Investigations on the spore dispersal patterns of eutypa and botryosphaeria dieback pathogens in Australian vineyards (4101)

Regina Billones-Baaijens 1 , Sandra Savocchia 1 2 , Matthew Ayres 3 , Mark Sosnowski 3 4
  1. National Wine and Grape Industry Centre, Charles Sturt University, Wagga Wagga, NSW, Australia
  2. Faculty of Science, Charles Sturt University, Wagga Wagga, NSW, Australia
  3. South Australian Research and Development Institute, Adelaide, South Australia, Australia
  4. School of Agriculture, Food and Wine, The University of Adelaide, Glen Osmond, SA, Australia

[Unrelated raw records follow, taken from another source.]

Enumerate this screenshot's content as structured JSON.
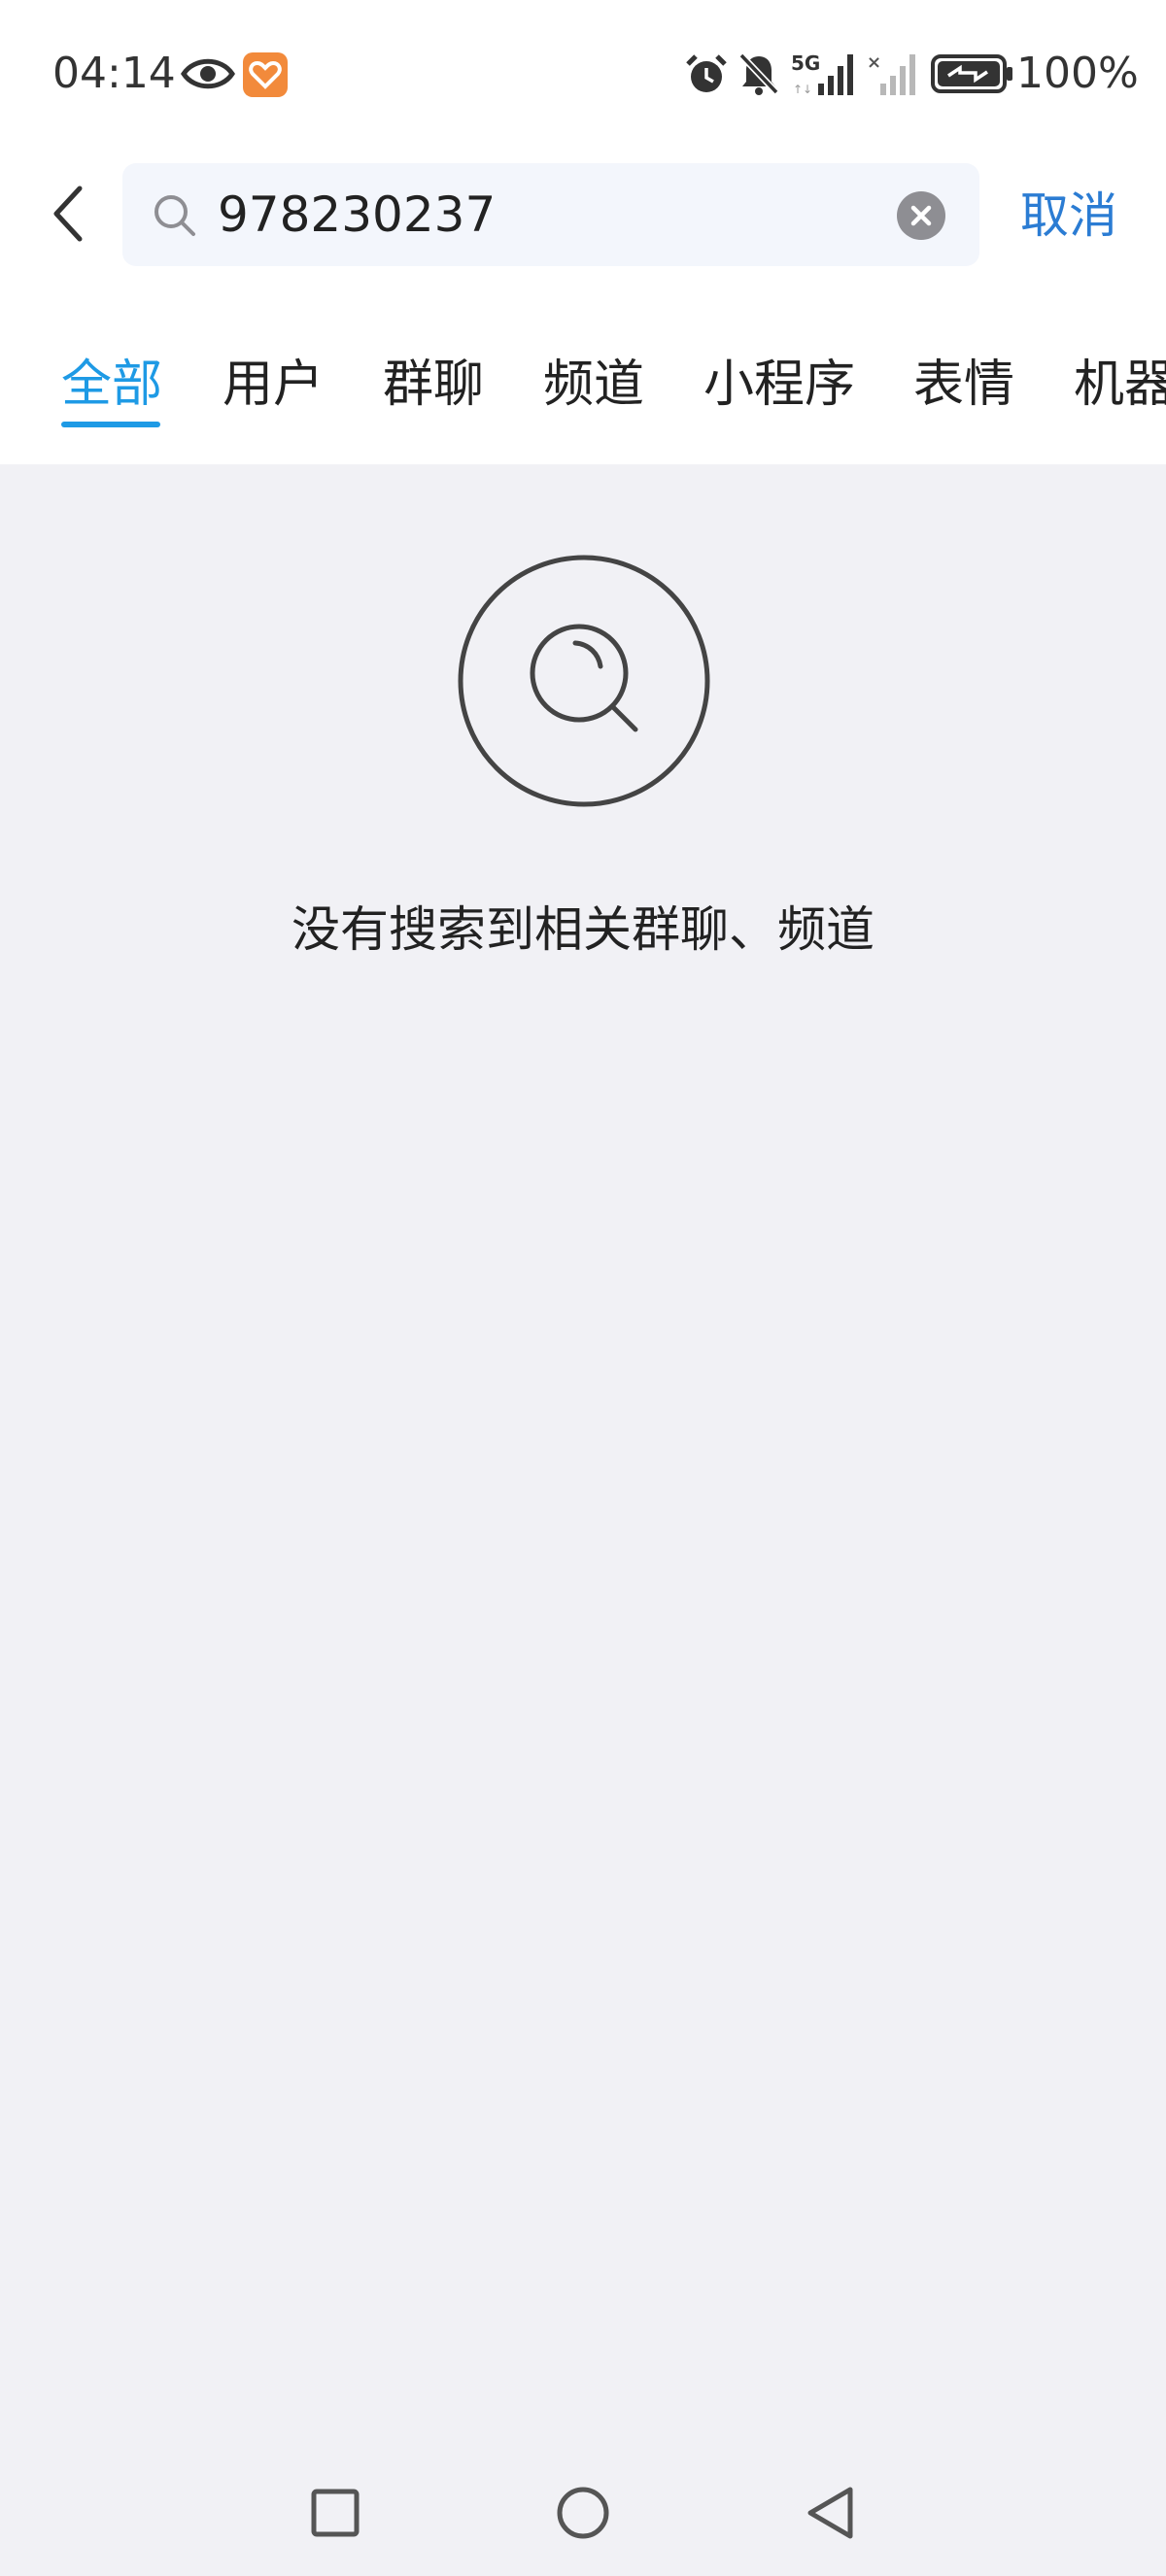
{
  "status_bar": {
    "time": "04:14",
    "battery_percent": "100%",
    "icons": [
      "eye-icon",
      "app-heart-icon",
      "alarm-icon",
      "bell-muted-icon",
      "signal-5g-icon",
      "signal-no-sim-icon",
      "battery-charging-icon"
    ]
  },
  "search": {
    "query": "978230237",
    "cancel_label": "取消"
  },
  "tabs": [
    {
      "label": "全部",
      "active": true
    },
    {
      "label": "用户",
      "active": false
    },
    {
      "label": "群聊",
      "active": false
    },
    {
      "label": "频道",
      "active": false
    },
    {
      "label": "小程序",
      "active": false
    },
    {
      "label": "表情",
      "active": false
    },
    {
      "label": "机器人",
      "active": false
    }
  ],
  "empty_state": {
    "message": "没有搜索到相关群聊、频道"
  },
  "colors": {
    "accent": "#1E9AE5",
    "cancel": "#2B7CD3",
    "background": "#F1F1F5",
    "search_box": "#F3F6FC"
  },
  "nav_bar": {
    "buttons": [
      "recents-square-icon",
      "home-circle-icon",
      "back-triangle-icon"
    ]
  }
}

Eutypa dieback (ED) and botryosphaeria dieback (BD) are economically important diseases of grapevines worldwide causing cankers, dieback and eventually death of vines. These diseases persist in affected vines from season to season threatening the $8.3 billion Australian wine industry. The spores of ED and BD pathogens that infect primarily via grapevine pruning wounds are generally dispersed by rain splash and travel distances depending on wind speed. However, there is limited data on the climatic conditions required for spore release by these pathogens in different climatic regions of Australia. This study investigated the spore dispersal patterns of ED and BD pathogens in South Australia (Barossa Valley and Coonawarra) and New South Wales (Hunter Valley and Griffith) using Burkard spore traps. Spore trap tapes were collected and replaced monthly at each site and analysed using two quantitative PCR protocols (qPCR) developed to detect Diatrypaceae and Botryosphaeriaceae spores. Preliminary data analysed to date showed sporadic release of ED and BD pathogen spores at different times of the year with the highest number of spores detected in late winter and early spring when temperatures were relatively mild and rainfall was high. However, higher number of spores were trapped in New South Wales over summer compared to in South Australia. Spore release was found to be associated with rain with as little as 0.2 mm resulting in spore release of either pathogen but not all rain events resulted in spore release. Six spore traps have been further deployed across Australian wine regions, and will be monitored for a further three years. Data generated from this study will determine the critical times of the year when ED and BD pathogen spores are abundant in vineyards and this may assist growers in making decisions on optimal timing of pruning and wound treatment.